> WHAT THE TASK REQUIRES
Filter the entries and keep only the lines where the string "interaction" appears.

Data about app and page elements
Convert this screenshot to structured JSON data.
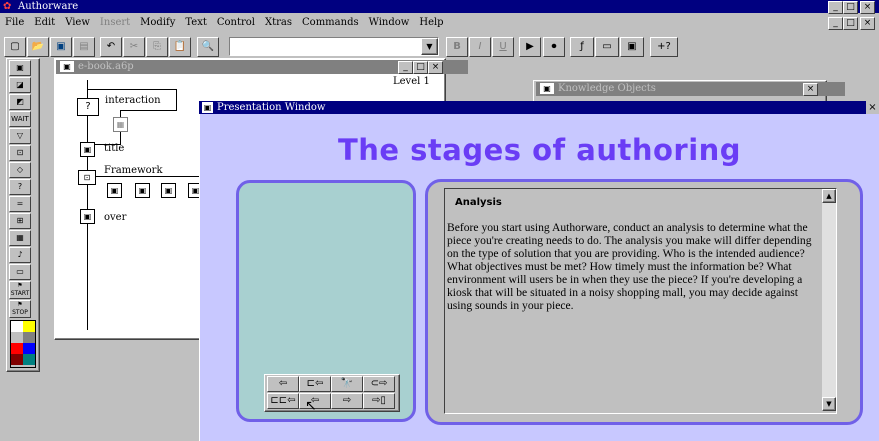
{
  "app": {
    "title": "Authorware",
    "menu": [
      "File",
      "Edit",
      "View",
      "Insert",
      "Modify",
      "Text",
      "Control",
      "Xtras",
      "Commands",
      "Window",
      "Help"
    ],
    "toolbar": {
      "bold": "B",
      "italic": "I",
      "underline": "U",
      "help": "+?"
    }
  },
  "icon_palette": {
    "tools": [
      "display-icon",
      "motion-icon",
      "erase-icon",
      "wait-icon",
      "navigate-icon",
      "framework-icon",
      "decision-icon",
      "interaction-icon",
      "calculation-icon",
      "map-icon",
      "digital-movie-icon",
      "sound-icon",
      "video-icon"
    ],
    "start_label": "START",
    "stop_label": "STOP",
    "colors": [
      "#ffffff",
      "#ffff00",
      "#c0c0c0",
      "#808080",
      "#ff0000",
      "#0000ff",
      "#800000",
      "#008080",
      "#ff00ff",
      "#00ff00",
      "#000080",
      "#808000",
      "#008000",
      "#800080",
      "#00ffff",
      "#000000"
    ]
  },
  "flowline": {
    "title": "e-book.a6p",
    "level": "Level 1",
    "icons": {
      "interaction": "interaction",
      "title": "title",
      "framework": "Framework",
      "over": "over"
    }
  },
  "knowledge_objects": {
    "title": "Knowledge Objects"
  },
  "presentation": {
    "window_title": "Presentation Window",
    "heading": "The stages of authoring",
    "section_title": "Analysis",
    "body": "Before you start using Authorware, conduct an analysis to determine what the piece you're creating needs to do. The analysis you make will differ depending on the type of solution that you are providing. Who is the intended audience? What objectives must be met? How timely must the information be? What environment will users be in when they use the piece? If you're developing a kiosk that will be situated in a noisy shopping mall, you may decide against using sounds in your piece.",
    "colors": {
      "background": "#c8c8ff",
      "heading": "#6a3df5",
      "left_panel": "#a8d0d0",
      "right_panel": "#c0c0c0",
      "panel_border": "#7060e8"
    },
    "nav_buttons_row1": [
      "⇦",
      "⊏⇦",
      "🔭",
      "⊂⇨"
    ],
    "nav_buttons_row2": [
      "⊏⊏⇦",
      "⇦",
      "⇨",
      "⇨▯"
    ]
  }
}
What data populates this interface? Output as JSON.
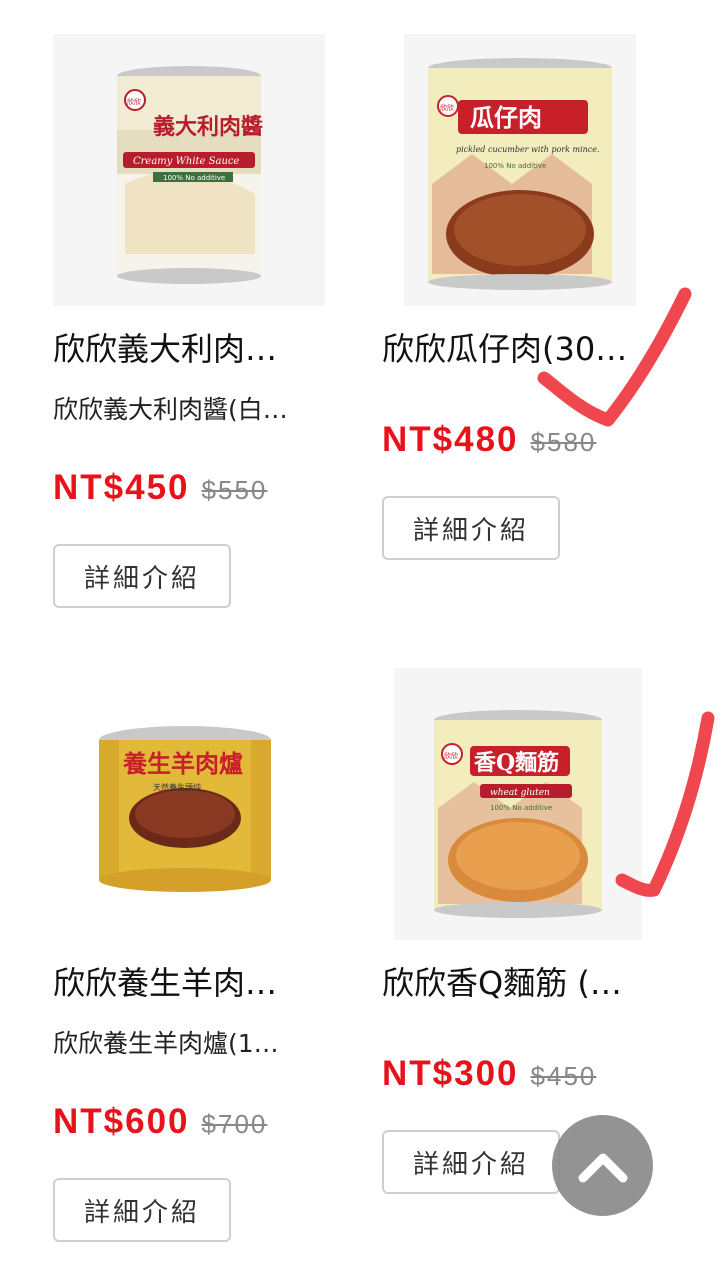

> TASK RESULT
      "interaction-icon",
      "interaction": "interaction",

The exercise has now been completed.